> [YOUR OBJECTIVE]: Examine each line of the data. Copy those that contain the string "chevron".
*** DATASET CONTENT ***
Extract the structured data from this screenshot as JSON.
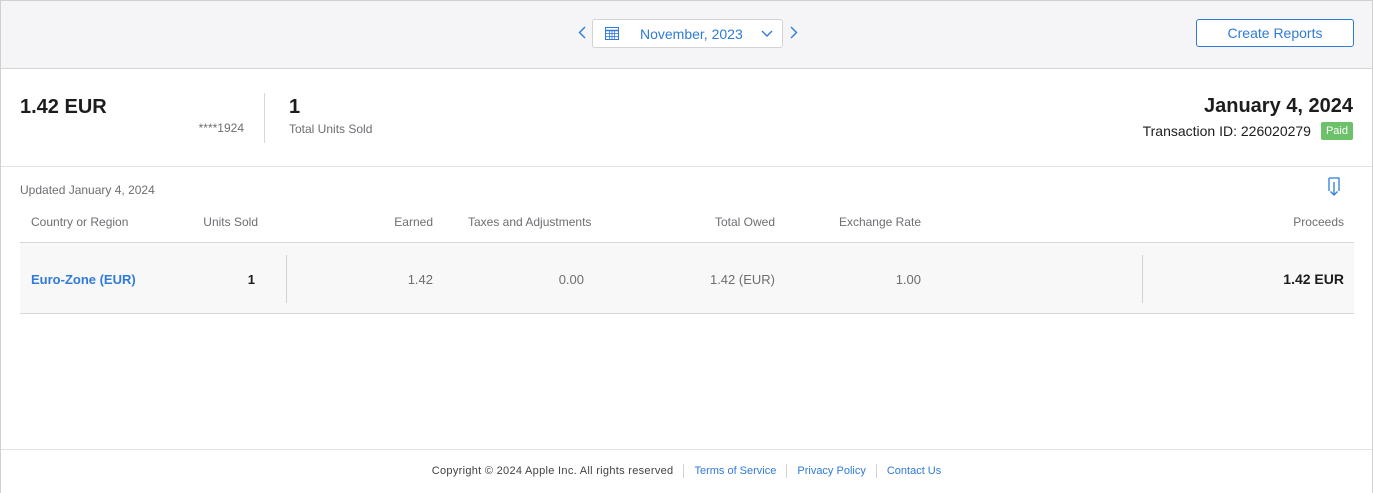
{
  "header": {
    "month": "November, 2023",
    "create_reports_label": "Create Reports",
    "icons": {
      "prev": "chevron-left-icon",
      "next": "chevron-right-icon",
      "calendar": "calendar-icon",
      "dropdown": "chevron-down-icon"
    }
  },
  "summary": {
    "amount": "1.42 EUR",
    "account": "****1924",
    "units_sold": "1",
    "units_sold_label": "Total Units Sold",
    "payment_date": "January 4, 2024",
    "transaction_id": "Transaction ID: 226020279",
    "status": "Paid"
  },
  "details": {
    "updated": "Updated January 4, 2024",
    "download_icon": "download-icon",
    "columns": {
      "country": "Country or Region",
      "units": "Units Sold",
      "earned": "Earned",
      "taxes": "Taxes and Adjustments",
      "owed": "Total Owed",
      "rate": "Exchange Rate",
      "proceeds": "Proceeds"
    },
    "row": {
      "country": "Euro-Zone (EUR)",
      "units": "1",
      "earned": "1.42",
      "taxes": "0.00",
      "owed": "1.42 (EUR)",
      "rate": "1.00",
      "proceeds": "1.42 EUR"
    }
  },
  "footer": {
    "copyright": "Copyright © 2024 Apple Inc. All rights reserved",
    "terms": "Terms of Service",
    "privacy": "Privacy Policy",
    "contact": "Contact Us"
  },
  "colors": {
    "accent": "#2f7bd9",
    "paid_badge": "#6cc16a",
    "topbar_bg": "#f5f5f7"
  }
}
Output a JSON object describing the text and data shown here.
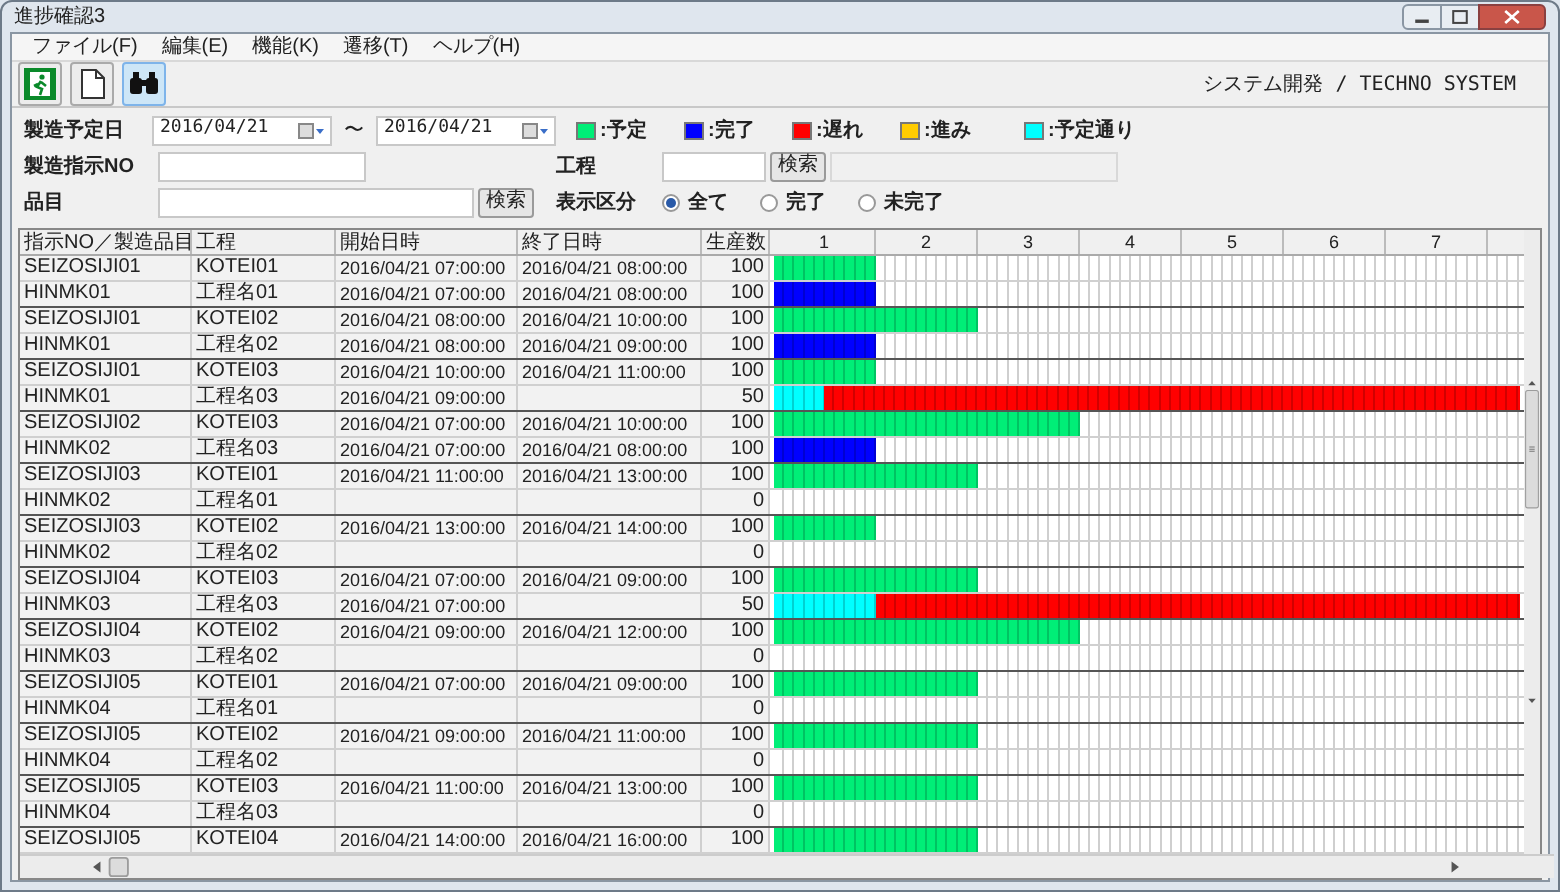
{
  "window": {
    "title": "進捗確認3"
  },
  "menu": [
    "ファイル(F)",
    "編集(E)",
    "機能(K)",
    "遷移(T)",
    "ヘルプ(H)"
  ],
  "toolbar": [
    {
      "kind": "exit",
      "selected": false
    },
    {
      "kind": "new",
      "selected": false
    },
    {
      "kind": "search",
      "selected": true
    }
  ],
  "company": "システム開発 / TECHNO SYSTEM",
  "filters": {
    "date_label": "製造予定日",
    "date_from": "2016/04/21",
    "range_separator": "〜",
    "date_to": "2016/04/21",
    "order_label": "製造指示NO",
    "process_label": "工程",
    "process_search": "検索",
    "item_label": "品目",
    "item_search": "検索",
    "display_label": "表示区分",
    "display_options": [
      {
        "label": "全て",
        "selected": true
      },
      {
        "label": "完了",
        "selected": false
      },
      {
        "label": "未完了",
        "selected": false
      }
    ]
  },
  "legend": [
    {
      "label": ":予定",
      "color": "#00ee77"
    },
    {
      "label": ":完了",
      "color": "#0000ff"
    },
    {
      "label": ":遅れ",
      "color": "#ff0000"
    },
    {
      "label": ":進み",
      "color": "#ffcc00"
    },
    {
      "label": ":予定通り",
      "color": "#00ffff"
    }
  ],
  "table": {
    "columns": [
      "指示NO／製造品目",
      "工程",
      "開始日時",
      "終了日時",
      "生産数"
    ],
    "hours": [
      "1",
      "2",
      "3",
      "4",
      "5",
      "6",
      "7"
    ],
    "rows": [
      {
        "cells": [
          "SEIZOSIJI01",
          "KOTEI01",
          "2016/04/21 07:00:00",
          "2016/04/21 08:00:00",
          "100"
        ],
        "bars": [
          {
            "color": "#00ee77",
            "level": 0.137
          }
        ]
      },
      {
        "cells": [
          "HINMK01",
          "工程名01",
          "2016/04/21 07:00:00",
          "2016/04/21 08:00:00",
          "100"
        ],
        "bars": [
          {
            "color": "#0000ff",
            "level": 0.137
          }
        ]
      },
      {
        "cells": [
          "SEIZOSIJI01",
          "KOTEI02",
          "2016/04/21 08:00:00",
          "2016/04/21 10:00:00",
          "100"
        ],
        "bars": [
          {
            "color": "#00ee77",
            "level": 0.274
          }
        ]
      },
      {
        "cells": [
          "HINMK01",
          "工程名02",
          "2016/04/21 08:00:00",
          "2016/04/21 09:00:00",
          "100"
        ],
        "bars": [
          {
            "color": "#0000ff",
            "level": 0.137
          }
        ]
      },
      {
        "cells": [
          "SEIZOSIJI01",
          "KOTEI03",
          "2016/04/21 10:00:00",
          "2016/04/21 11:00:00",
          "100"
        ],
        "bars": [
          {
            "color": "#00ee77",
            "level": 0.137
          }
        ]
      },
      {
        "cells": [
          "HINMK01",
          "工程名03",
          "2016/04/21 09:00:00",
          "",
          "50"
        ],
        "bars": [
          {
            "color": "#00ffff",
            "level": 0.068
          },
          {
            "color": "#ff0000",
            "level": 0.932
          }
        ]
      },
      {
        "cells": [
          "SEIZOSIJI02",
          "KOTEI03",
          "2016/04/21 07:00:00",
          "2016/04/21 10:00:00",
          "100"
        ],
        "bars": [
          {
            "color": "#00ee77",
            "level": 0.41
          }
        ]
      },
      {
        "cells": [
          "HINMK02",
          "工程名03",
          "2016/04/21 07:00:00",
          "2016/04/21 08:00:00",
          "100"
        ],
        "bars": [
          {
            "color": "#0000ff",
            "level": 0.137
          }
        ]
      },
      {
        "cells": [
          "SEIZOSIJI03",
          "KOTEI01",
          "2016/04/21 11:00:00",
          "2016/04/21 13:00:00",
          "100"
        ],
        "bars": [
          {
            "color": "#00ee77",
            "level": 0.274
          }
        ]
      },
      {
        "cells": [
          "HINMK02",
          "工程名01",
          "",
          "",
          "0"
        ]
      },
      {
        "cells": [
          "SEIZOSIJI03",
          "KOTEI02",
          "2016/04/21 13:00:00",
          "2016/04/21 14:00:00",
          "100"
        ],
        "bars": [
          {
            "color": "#00ee77",
            "level": 0.137
          }
        ]
      },
      {
        "cells": [
          "HINMK02",
          "工程名02",
          "",
          "",
          "0"
        ]
      },
      {
        "cells": [
          "SEIZOSIJI04",
          "KOTEI03",
          "2016/04/21 07:00:00",
          "2016/04/21 09:00:00",
          "100"
        ],
        "bars": [
          {
            "color": "#00ee77",
            "level": 0.274
          }
        ]
      },
      {
        "cells": [
          "HINMK03",
          "工程名03",
          "2016/04/21 07:00:00",
          "",
          "50"
        ],
        "bars": [
          {
            "color": "#00ffff",
            "level": 0.137
          },
          {
            "color": "#ff0000",
            "level": 0.863
          }
        ]
      },
      {
        "cells": [
          "SEIZOSIJI04",
          "KOTEI02",
          "2016/04/21 09:00:00",
          "2016/04/21 12:00:00",
          "100"
        ],
        "bars": [
          {
            "color": "#00ee77",
            "level": 0.41
          }
        ]
      },
      {
        "cells": [
          "HINMK03",
          "工程名02",
          "",
          "",
          "0"
        ]
      },
      {
        "cells": [
          "SEIZOSIJI05",
          "KOTEI01",
          "2016/04/21 07:00:00",
          "2016/04/21 09:00:00",
          "100"
        ],
        "bars": [
          {
            "color": "#00ee77",
            "level": 0.274
          }
        ]
      },
      {
        "cells": [
          "HINMK04",
          "工程名01",
          "",
          "",
          "0"
        ]
      },
      {
        "cells": [
          "SEIZOSIJI05",
          "KOTEI02",
          "2016/04/21 09:00:00",
          "2016/04/21 11:00:00",
          "100"
        ],
        "bars": [
          {
            "color": "#00ee77",
            "level": 0.274
          }
        ]
      },
      {
        "cells": [
          "HINMK04",
          "工程名02",
          "",
          "",
          "0"
        ]
      },
      {
        "cells": [
          "SEIZOSIJI05",
          "KOTEI03",
          "2016/04/21 11:00:00",
          "2016/04/21 13:00:00",
          "100"
        ],
        "bars": [
          {
            "color": "#00ee77",
            "level": 0.274
          }
        ]
      },
      {
        "cells": [
          "HINMK04",
          "工程名03",
          "",
          "",
          "0"
        ]
      },
      {
        "cells": [
          "SEIZOSIJI05",
          "KOTEI04",
          "2016/04/21 14:00:00",
          "2016/04/21 16:00:00",
          "100"
        ],
        "bars": [
          {
            "color": "#00ee77",
            "level": 0.274
          }
        ]
      }
    ]
  }
}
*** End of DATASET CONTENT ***
> [EXERCISE SOLUTION]:
      "prev": "chevron-left-icon",
      "next": "chevron-right-icon",
      "dropdown": "chevron-down-icon"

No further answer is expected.